§ **What the task requires**:
Repeat the listing word for word. Leave every picture out.

§ **The data**:
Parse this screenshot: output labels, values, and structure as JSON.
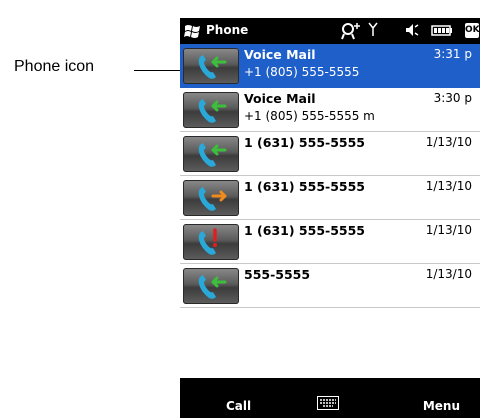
{
  "callout": {
    "label": "Phone icon"
  },
  "titlebar": {
    "title": "Phone",
    "ok_label": "OK"
  },
  "calls": [
    {
      "name": "Voice Mail",
      "number": "+1 (805) 555-5555",
      "time": "3:31 p",
      "type": "incoming",
      "selected": true
    },
    {
      "name": "Voice Mail",
      "number": "+1 (805) 555-5555 m",
      "time": "3:30 p",
      "type": "incoming",
      "selected": false
    },
    {
      "name": "1 (631) 555-5555",
      "number": "",
      "time": "1/13/10",
      "type": "incoming",
      "selected": false
    },
    {
      "name": "1 (631) 555-5555",
      "number": "",
      "time": "1/13/10",
      "type": "outgoing",
      "selected": false
    },
    {
      "name": "1 (631) 555-5555",
      "number": "",
      "time": "1/13/10",
      "type": "missed",
      "selected": false
    },
    {
      "name": "555-5555",
      "number": "",
      "time": "1/13/10",
      "type": "incoming",
      "selected": false
    }
  ],
  "menubar": {
    "left_softkey": "Call",
    "right_softkey": "Menu"
  },
  "colors": {
    "selection": "#1f5fc9",
    "bar": "#000000",
    "incoming_arrow": "#3cc03c",
    "outgoing_arrow": "#f08a1c",
    "missed_mark": "#e02020",
    "handset": "#2aa8d8"
  },
  "icons": {
    "start": "windows-flag-icon",
    "status": [
      "connectivity-icon",
      "signal-icon",
      "speaker-icon",
      "battery-icon"
    ],
    "keyboard": "keyboard-icon"
  }
}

§ **Expected answer**:
Parse this screenshot: output labels, values, and structure as JSON.
{
  "callout": {
    "label": "Phone icon"
  },
  "titlebar": {
    "title": "Phone",
    "ok_label": "OK"
  },
  "calls": [
    {
      "name": "Voice Mail",
      "number": "+1 (805) 555-5555",
      "time": "3:31 p",
      "type": "incoming",
      "selected": true
    },
    {
      "name": "Voice Mail",
      "number": "+1 (805) 555-5555 m",
      "time": "3:30 p",
      "type": "incoming",
      "selected": false
    },
    {
      "name": "1 (631) 555-5555",
      "number": "",
      "time": "1/13/10",
      "type": "incoming",
      "selected": false
    },
    {
      "name": "1 (631) 555-5555",
      "number": "",
      "time": "1/13/10",
      "type": "outgoing",
      "selected": false
    },
    {
      "name": "1 (631) 555-5555",
      "number": "",
      "time": "1/13/10",
      "type": "missed",
      "selected": false
    },
    {
      "name": "555-5555",
      "number": "",
      "time": "1/13/10",
      "type": "incoming",
      "selected": false
    }
  ],
  "menubar": {
    "left_softkey": "Call",
    "right_softkey": "Menu"
  },
  "colors": {
    "selection": "#1f5fc9",
    "bar": "#000000",
    "incoming_arrow": "#3cc03c",
    "outgoing_arrow": "#f08a1c",
    "missed_mark": "#e02020",
    "handset": "#2aa8d8"
  },
  "icons": {
    "start": "windows-flag-icon",
    "status": [
      "connectivity-icon",
      "signal-icon",
      "speaker-icon",
      "battery-icon"
    ],
    "keyboard": "keyboard-icon"
  }
}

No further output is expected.